Activity:
Once you have read the listing, print all of it word for word.

*** Opening Available data ***

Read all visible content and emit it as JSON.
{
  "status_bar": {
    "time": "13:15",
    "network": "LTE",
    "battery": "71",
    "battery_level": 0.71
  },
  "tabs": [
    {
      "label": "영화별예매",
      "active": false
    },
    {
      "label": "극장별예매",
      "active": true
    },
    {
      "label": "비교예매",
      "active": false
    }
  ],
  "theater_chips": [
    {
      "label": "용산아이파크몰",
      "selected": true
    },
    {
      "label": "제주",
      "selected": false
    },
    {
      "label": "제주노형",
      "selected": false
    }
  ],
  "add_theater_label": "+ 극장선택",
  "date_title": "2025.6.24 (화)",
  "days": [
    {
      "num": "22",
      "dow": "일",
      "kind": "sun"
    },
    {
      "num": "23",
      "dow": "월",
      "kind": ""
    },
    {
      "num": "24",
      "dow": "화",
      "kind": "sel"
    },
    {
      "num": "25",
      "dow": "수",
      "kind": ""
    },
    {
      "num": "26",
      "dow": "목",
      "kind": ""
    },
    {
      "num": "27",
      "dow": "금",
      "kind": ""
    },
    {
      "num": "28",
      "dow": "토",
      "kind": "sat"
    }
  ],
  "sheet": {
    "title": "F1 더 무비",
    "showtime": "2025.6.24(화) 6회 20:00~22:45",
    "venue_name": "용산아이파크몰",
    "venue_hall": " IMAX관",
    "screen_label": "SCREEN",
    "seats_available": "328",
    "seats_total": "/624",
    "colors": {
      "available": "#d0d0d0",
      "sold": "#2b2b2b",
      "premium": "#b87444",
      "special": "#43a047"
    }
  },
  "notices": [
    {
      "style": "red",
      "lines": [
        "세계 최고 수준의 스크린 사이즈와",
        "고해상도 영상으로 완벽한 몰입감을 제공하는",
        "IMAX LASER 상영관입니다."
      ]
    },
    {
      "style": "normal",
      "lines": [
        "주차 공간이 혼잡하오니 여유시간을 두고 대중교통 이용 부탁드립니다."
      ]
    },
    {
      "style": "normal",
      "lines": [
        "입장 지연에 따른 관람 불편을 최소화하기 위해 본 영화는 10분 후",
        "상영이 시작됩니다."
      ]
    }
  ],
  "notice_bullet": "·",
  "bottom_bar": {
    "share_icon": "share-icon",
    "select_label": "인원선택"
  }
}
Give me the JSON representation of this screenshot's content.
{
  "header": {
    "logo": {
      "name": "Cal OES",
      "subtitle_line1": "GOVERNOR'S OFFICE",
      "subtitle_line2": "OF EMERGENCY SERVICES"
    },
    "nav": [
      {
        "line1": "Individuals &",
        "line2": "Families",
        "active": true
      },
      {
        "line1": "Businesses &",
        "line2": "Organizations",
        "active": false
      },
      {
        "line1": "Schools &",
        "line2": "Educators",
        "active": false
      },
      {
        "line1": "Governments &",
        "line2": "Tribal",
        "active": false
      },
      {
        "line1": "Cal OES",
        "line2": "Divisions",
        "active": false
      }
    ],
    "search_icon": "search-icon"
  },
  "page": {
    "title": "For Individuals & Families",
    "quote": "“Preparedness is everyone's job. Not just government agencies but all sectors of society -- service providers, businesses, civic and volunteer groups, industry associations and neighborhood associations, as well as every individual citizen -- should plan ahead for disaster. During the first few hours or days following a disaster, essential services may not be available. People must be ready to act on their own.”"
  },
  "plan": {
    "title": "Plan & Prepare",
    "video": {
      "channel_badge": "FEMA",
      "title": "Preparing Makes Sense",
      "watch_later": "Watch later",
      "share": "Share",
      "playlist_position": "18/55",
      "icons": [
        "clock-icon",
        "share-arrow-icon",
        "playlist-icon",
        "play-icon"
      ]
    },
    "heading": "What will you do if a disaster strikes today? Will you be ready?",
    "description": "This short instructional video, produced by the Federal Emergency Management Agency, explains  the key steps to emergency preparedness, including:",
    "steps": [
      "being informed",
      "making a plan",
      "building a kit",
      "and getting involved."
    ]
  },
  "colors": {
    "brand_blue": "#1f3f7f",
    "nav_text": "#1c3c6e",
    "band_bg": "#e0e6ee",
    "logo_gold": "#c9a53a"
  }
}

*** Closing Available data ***

Answer to this exercise:
Read all visible content and emit it as JSON.
{
  "status_bar": {
    "time": "13:15",
    "network": "LTE",
    "battery": "71",
    "battery_level": 0.71
  },
  "tabs": [
    {
      "label": "영화별예매",
      "active": false
    },
    {
      "label": "극장별예매",
      "active": true
    },
    {
      "label": "비교예매",
      "active": false
    }
  ],
  "theater_chips": [
    {
      "label": "용산아이파크몰",
      "selected": true
    },
    {
      "label": "제주",
      "selected": false
    },
    {
      "label": "제주노형",
      "selected": false
    }
  ],
  "add_theater_label": "+ 극장선택",
  "date_title": "2025.6.24 (화)",
  "days": [
    {
      "num": "22",
      "dow": "일",
      "kind": "sun"
    },
    {
      "num": "23",
      "dow": "월",
      "kind": ""
    },
    {
      "num": "24",
      "dow": "화",
      "kind": "sel"
    },
    {
      "num": "25",
      "dow": "수",
      "kind": ""
    },
    {
      "num": "26",
      "dow": "목",
      "kind": ""
    },
    {
      "num": "27",
      "dow": "금",
      "kind": ""
    },
    {
      "num": "28",
      "dow": "토",
      "kind": "sat"
    }
  ],
  "sheet": {
    "title": "F1 더 무비",
    "showtime": "2025.6.24(화) 6회 20:00~22:45",
    "venue_name": "용산아이파크몰",
    "venue_hall": " IMAX관",
    "screen_label": "SCREEN",
    "seats_available": "328",
    "seats_total": "/624",
    "colors": {
      "available": "#d0d0d0",
      "sold": "#2b2b2b",
      "premium": "#b87444",
      "special": "#43a047"
    }
  },
  "notices": [
    {
      "style": "red",
      "lines": [
        "세계 최고 수준의 스크린 사이즈와",
        "고해상도 영상으로 완벽한 몰입감을 제공하는",
        "IMAX LASER 상영관입니다."
      ]
    },
    {
      "style": "normal",
      "lines": [
        "주차 공간이 혼잡하오니 여유시간을 두고 대중교통 이용 부탁드립니다."
      ]
    },
    {
      "style": "normal",
      "lines": [
        "입장 지연에 따른 관람 불편을 최소화하기 위해 본 영화는 10분 후",
        "상영이 시작됩니다."
      ]
    }
  ],
  "notice_bullet": "·",
  "bottom_bar": {
    "share_icon": "share-icon",
    "select_label": "인원선택"
  }
}
Give me the JSON representation of this screenshot's content.
{
  "header": {
    "logo": {
      "name": "Cal OES",
      "subtitle_line1": "GOVERNOR'S OFFICE",
      "subtitle_line2": "OF EMERGENCY SERVICES"
    },
    "nav": [
      {
        "line1": "Individuals &",
        "line2": "Families",
        "active": true
      },
      {
        "line1": "Businesses &",
        "line2": "Organizations",
        "active": false
      },
      {
        "line1": "Schools &",
        "line2": "Educators",
        "active": false
      },
      {
        "line1": "Governments &",
        "line2": "Tribal",
        "active": false
      },
      {
        "line1": "Cal OES",
        "line2": "Divisions",
        "active": false
      }
    ],
    "search_icon": "search-icon"
  },
  "page": {
    "title": "For Individuals & Families",
    "quote": "“Preparedness is everyone's job. Not just government agencies but all sectors of society -- service providers, businesses, civic and volunteer groups, industry associations and neighborhood associations, as well as every individual citizen -- should plan ahead for disaster. During the first few hours or days following a disaster, essential services may not be available. People must be ready to act on their own.”"
  },
  "plan": {
    "title": "Plan & Prepare",
    "video": {
      "channel_badge": "FEMA",
      "title": "Preparing Makes Sense",
      "watch_later": "Watch later",
      "share": "Share",
      "playlist_position": "18/55",
      "icons": [
        "clock-icon",
        "share-arrow-icon",
        "playlist-icon",
        "play-icon"
      ]
    },
    "heading": "What will you do if a disaster strikes today? Will you be ready?",
    "description": "This short instructional video, produced by the Federal Emergency Management Agency, explains  the key steps to emergency preparedness, including:",
    "steps": [
      "being informed",
      "making a plan",
      "building a kit",
      "and getting involved."
    ]
  },
  "colors": {
    "brand_blue": "#1f3f7f",
    "nav_text": "#1c3c6e",
    "band_bg": "#e0e6ee",
    "logo_gold": "#c9a53a"
  }
}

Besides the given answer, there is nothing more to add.